ISPs Assailed at FCC Hearing
STANFORD, Calif.-Several large Internet service providers-namely Comcast Communications, AT&T, Time Warner and Verizon-were verbally battered April 17 by private citizens, free-Internet access advocates and representatives of radio stations and small ISPs (Internet service providers) at a special public hearing before the Federal Communications Commission.
The five-member FCC, in a session hosted by the Stanford Law School and held at Dinkelspiel Auditorium on campus, focused its fact-finding and comment-gathering session on broadband network management practices.
Comcast, the nation's second-largest ISP, has been accused of interfering-and even shutting off access-to users who send large personal files through the Internet, particularly digital video and audio music using BitTorrent peer-to-peer filesharing software.
This practice brought together a number of disparate interest groups-and dozens of speakers-in a unified chorus condemning the huge ISP for infringing upon the "neutrality of the Internet."

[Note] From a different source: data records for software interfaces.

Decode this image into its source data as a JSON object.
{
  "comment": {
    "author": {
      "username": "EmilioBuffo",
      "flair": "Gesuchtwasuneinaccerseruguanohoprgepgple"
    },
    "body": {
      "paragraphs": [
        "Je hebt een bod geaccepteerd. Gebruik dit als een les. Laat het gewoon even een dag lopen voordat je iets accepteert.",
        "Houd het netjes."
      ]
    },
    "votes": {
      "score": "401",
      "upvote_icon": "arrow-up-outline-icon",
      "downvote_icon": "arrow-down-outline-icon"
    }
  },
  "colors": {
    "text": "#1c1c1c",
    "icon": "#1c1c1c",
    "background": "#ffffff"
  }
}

A member of the Christian Coalition was upset because Comcast has allegedly curtailed uploads of the King James Bible; a colorful group of elderly women called the Raging Grannies passed out handouts condemning the ISPs to "keep their hands off the Internet" and telling them to simply provide access without interference. Others described the Internet as a backbone of democracy and the last truly free and open method of communication.
Comcast has claimed that sending large audio and video files absorbs bandwidth unfairly for a few users, to the detriment of many users who send only email and other lightweight data forms. The company also has claimed that this is helping put a stop to illegal pirating of movies and music.
Speaker after speaker harangued Comcast for allegedly cracking down on frequent users of BitTorrent, using a technique called "deep packet inspection technology," or TCP (transmission control protocol) RST (reset) packets that cause these inbound connections to computers to die in midstream.
Formal complaints have been filed with the FCC against Comcast and the others by the Electronic Frontier Foundation (EFF), the Media Access Project and other public-access advocates for alleged misuse of public airwaves.
Comcast operates both cable television and Internet networks in many regions of the United States, and many consumers know them as a duopoly or monopoly provider of residential broadband Internet access.
Around May 2007, Comcast installed new software or equipment on its networks that began selectively interfering with some of its customers' TCP/IP connections. The most widely discussed interference was with certain BitTorrent peer-to-peer (P2P) file-sharing communications, but other protocols have also been affected.
The EFF published a white paper last November in order to inform the public of the current state of knowledge about Comcast's "interference" activities.
Neither Comcast or a representative of any other major ISP was in evidence at the Stanford hearing, which drew a large audience of several thousand students, business people and private citizens who came in and out of the auditorium during the eight-hour FCC session.
Comcast, AT&T, Time Warner Cable, and a cable research company, CableLabs, were all invited to participate at Stanford, but all of them declined, FCC Chairman Kevin J. Martin told the audience.
Commissioners Robert McDowell and Deborah Taylor Tate asked their fellow commissioners-Michael Copps, Jonathan Adelstein and Martin-to be cautious in handling Internet regulation.
"Organic market forces, not governmental regulation, has caused the Internet's growth," Tate said.
Copps said he favors "an enforceable principle of non-discriminatory behavior to our Internet policy statement. This won't be easy, but that's exactly why we need a for-sure enforcement process ... to sift through the complaints...and over time establish a precedent."
"No one should be messing [with] the openness of the Internet," Copps said. "It's going to be a major fight with powerful forces on the other side."
Adelstein said that "it's time for the commission to strengthen and enhance [the commission's four-point Internet policy statement of 2005 (PDF)] and add a fifth principle to address an incentive for anti-competitive" behavior. "We desperately need more competition in the broadband marketplace," he said.
America's Internet economy is the strongest in the world, and it got that way not by government ruling, but by parties working together for a common goal, McDowell said. "For those who argue for more government control, I say be careful what you wish for," he said.
After hearing more than 150 speakers during the lengthy session, FCC Chairman Martin dodged a question from eWEEK about whether large ISPs were being vilified unfairly.
"I think what the commission is focused on is 'What are the appropriate policies from a consumer perspective, making sure that consumers continue to have access to all the information that's available over the Internet.' And I think that we'll continue to end up focusing on that underlying principal, which harkens back to the networking principles we adopted back in 2005," Martin told eWEEK.
"I just want to make sure that we did try to make this as open and transparent as possible," he said.
There is no timetable for FCC action at this time. The commission will remain in fact-finding mode for at least several months, an FCC spokesperson told eWEEK.